However, the maximum weekly amount is $1,129 (in 2016). SDI payments are not taxable (except for those recipients who can't receive unemployment benefits due to their disability, so they receive SDI instead).
The EDD website includes a chart of weekly SDI benefit amounts based on the amount of money you made in the highest quarter of your base period.
Timing of Base Period
Here’s a chart showing your base period for recent and upcoming quarters.
Date Claim Filed Base Period
Oct 1, 2015 to Dec 31, 2015 July 1, 2014 to June 30, 2015
Jan 1, 2016 to March 31, 2016 Oct 1, 2014 to September 30, 2015
April 2, 2016 to June 30, 2016 Jan 1, 2015 to Dec 31, 2015
July 1, 2016 to September 30, 2016 April 1, 2015 to March 31, 2016
October 1, 2016 to December 31, 2016 Jul 1, 2015 to June 30, 2016
Because the state uses your highest-paid quarter of your base period to calculate your weekly payment, the date you file your claim can affect your benefits amount. You can use this to your advantage by choosing the date that will give you the base period with the highest wages, but you must file a claim with EDD within seven weeks of becoming unable to work.
How Long Benefits Will Be Paid
Payments can be made up to 52 weeks for most employees, if they remain unable to work that long. However, self-employed persons who pay into the system can receive benefits for only 39 weeks, and those in alcohol or drug rehab can often only receive payments for 90 days (unless they have a certified disability for drug or alcohol addiction).
How Other Benefits Affect Your SDI Benefit
Sick pay or PTO. Paid sick time, PTO, or holiday pay that you receive while receiving SDI will be subtracted from your SDI benefit amount, as will wages for part-time work (for instance, light duty work related to your disability). You can ask the EDD to “integrate” the SDI benefit with your sick pay or PTO, however. If your employer agrees, your employer can pay you just enough sick time or PTO so that, when combined with SDI, you will be receiving the same amount as your normal salary or wages. On your application form, you write “Integrated Benefits” for the type of pay you are receiving from your employer.
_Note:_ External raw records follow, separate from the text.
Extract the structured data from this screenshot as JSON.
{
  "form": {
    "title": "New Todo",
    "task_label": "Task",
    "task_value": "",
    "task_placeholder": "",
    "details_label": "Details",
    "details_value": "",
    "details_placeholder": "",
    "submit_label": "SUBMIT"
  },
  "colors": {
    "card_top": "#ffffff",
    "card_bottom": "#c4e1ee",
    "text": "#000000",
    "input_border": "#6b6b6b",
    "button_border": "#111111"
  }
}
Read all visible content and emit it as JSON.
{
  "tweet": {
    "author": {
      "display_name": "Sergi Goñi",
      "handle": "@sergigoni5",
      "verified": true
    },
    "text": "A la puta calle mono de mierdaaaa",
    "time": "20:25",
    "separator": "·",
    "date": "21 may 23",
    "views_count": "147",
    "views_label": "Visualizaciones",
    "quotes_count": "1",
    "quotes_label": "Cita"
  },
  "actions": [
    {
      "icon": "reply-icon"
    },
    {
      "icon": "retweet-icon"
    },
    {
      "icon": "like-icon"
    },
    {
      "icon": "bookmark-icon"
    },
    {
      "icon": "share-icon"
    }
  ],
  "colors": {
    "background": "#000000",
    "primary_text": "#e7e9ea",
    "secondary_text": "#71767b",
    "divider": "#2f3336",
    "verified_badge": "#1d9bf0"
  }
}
In addition, you may receive sick time or PTO for the first seven days of your disability, since SDI will only start paying you on the eighth day.
Paid vacation. Receiving paid vacation benefits will not affect your SDI payment.
Social Security disability. If you apply for and are approved for Social Security disability benefits, the state may subtract your disability benefits from your SDI payment.
Filing a Claim for SDI
You can file a claim online at the SDI Online page of EDD’s website or you can file Form DE 2501, Claim for Disability Insurance Benefits, which you can request be mailed to you from the EDD website. You have only 49 days from becoming disabled to file a claim. You’ll also need to ask your doctor fill out a medical certificate of disability or register online and certify your disability online.
If the EDD approves your application for SDI benefits, you will be sent a notice of eligibility, which will include an estimate of your weekly benefit amount.
If your employer is not cooperating, or you are uncertain of your leave rights, you may want to speak to an employment lawyer. The SDI program does not give you leave or reinstatement rights or protect your job, but the California Family Rights Act, the federal Family and Medical Leave Act, California’s pregnancy disability leave law, and the ADA all provide some form of job protection.